As a client, by achieving a BREEAM rating you can benefit from the following:
- Market recognition for low environmental impact buildings
- Confidence that tried and tested environmental practice is incorporated in the building
- Inspiration to find innovative solutions that minimise the environmental impact
- A benchmark that is higher than regulation
- A system to help reduce running costs, improve working and living environments
- A standard that demonstrates progress towards corporate and organisational environmental objectives
SKA Rating is measured in Bronze, Silver or Gold achievements for ‘Commercial Refurbishments and Fit-Out’.
It is said that the UK Green Building Council estimates that non-domestic buildings account for 18% of UK carbon emissions and, on top of that, the waste from fitting out offices goes straight to landfill. Therefore it is by adopting good practice when fitting out or refurbishing offices you can dramatically reduce their environmental impact.
The SKA Rating is the Royal Institution of Chartered Surveyors’ (RICS) environmental assessment method. It was launched in 2009 in regard to non-domestic fit-outs. The rating helps landlords and tenants evaluate and rate a project against sustainable criteria.
It is estimated that the spending in UK construction on fit-out, accounts for 11%, and buildings may have 30 to 40 fit-outs during their lifecycle. It differs from other categorising systems in that it is project-driven: it labels fit-out projects irrespective of base building.
SKA consists of 104 good practice measures which cover waste, transport, water, materials, pollution, wellbeing, energy, and CO2 emissions. The scheme currently has 1,200 users.
The 2011 version of SKA allows owners and landlords to measure and understand the performance in both commercial and environmental capacities of water and energy consumption for the following 12 months. The 12 months occupancy assessment completes the design and handover assessments allowing the occupiers to manage their working environment or limit their sustainability measures introduced as a part of the green fit-out.
Companies that adopt a more sustainable design and become SKA Rated will engage their employees whilst strengthening their brand, energy cost savings will be up to 31%. The actual amount of product saved from being sent to landfill could be as high as 99% and with the cost of landfill being approximately £56 per ton, it is possible that this scheme could save the project money.
The criteria are being revised and updated continually but, at time of writing, there are a number of means that you could include in the design of the project to achieve SKA Rating.
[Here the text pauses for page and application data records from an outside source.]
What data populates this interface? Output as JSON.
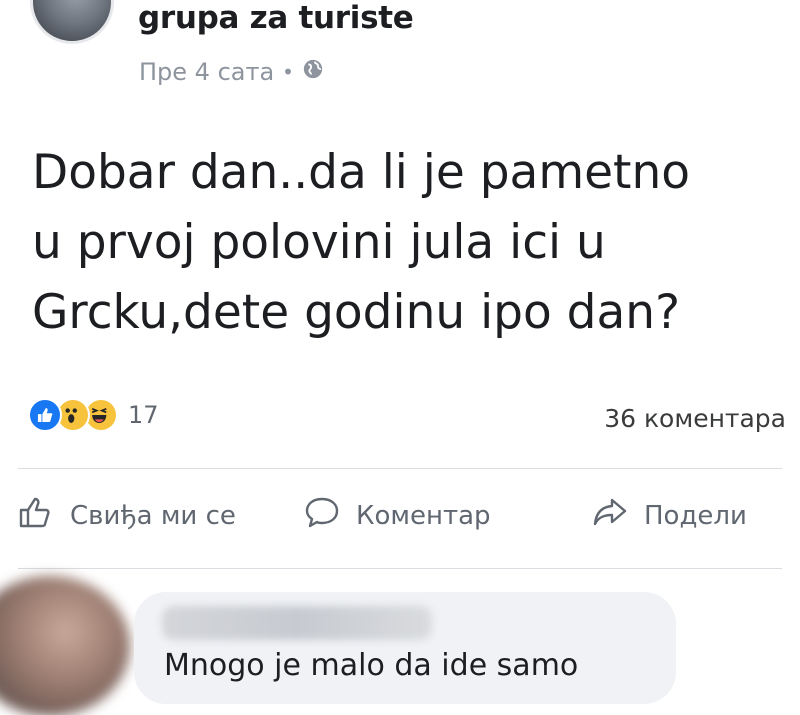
{
  "post": {
    "group_name": "grupa za turiste",
    "time": "Пре 4 сата",
    "separator": "•",
    "privacy_icon": "globe-icon",
    "text": "Dobar dan..da li je pametno\nu prvoj polovini jula ici u\nGrcku,dete godinu ipo dan?"
  },
  "stats": {
    "reaction_icons": [
      "like-reaction-icon",
      "wow-reaction-icon",
      "haha-reaction-icon"
    ],
    "reaction_count": "17",
    "comments_count": "36 коментара"
  },
  "actions": {
    "like_label": "Свиђа ми се",
    "comment_label": "Коментар",
    "share_label": "Подели"
  },
  "comment": {
    "text": "Mnogo je malo da ide samo"
  },
  "colors": {
    "like_blue": "#1877f2",
    "reaction_yellow": "#f7c33c",
    "meta_gray": "#8d949e",
    "bubble_bg": "#f0f2f5"
  }
}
These products must achieve or be rated with sustainable accreditation and that all hard floor surface coverings meet at least one of the following.
They are reused
Containing 25% recycled content or higher
Have an A or A+ rating in BRE’s Green Book Live database for the retail scheme
Cradle to Cradle Gold or Platinum certificate
Achieves A or A+ in the Green Guide to Specification for the retail scheme
The products are supplied with an environmental product declaration which is written in accordance with ISO 14025 standards
Bedrock Tiles are leading suppliers of sustainable and innovative commercial tiles. Working closely with architects, interior designers and construction professionals we specialise in commercial projects spanning across all sectors.
With a motivated team and exceptional service, Bedrock would be happy to help you find the most suitable ceramic, porcelain, natural stone or glass tiles for your project.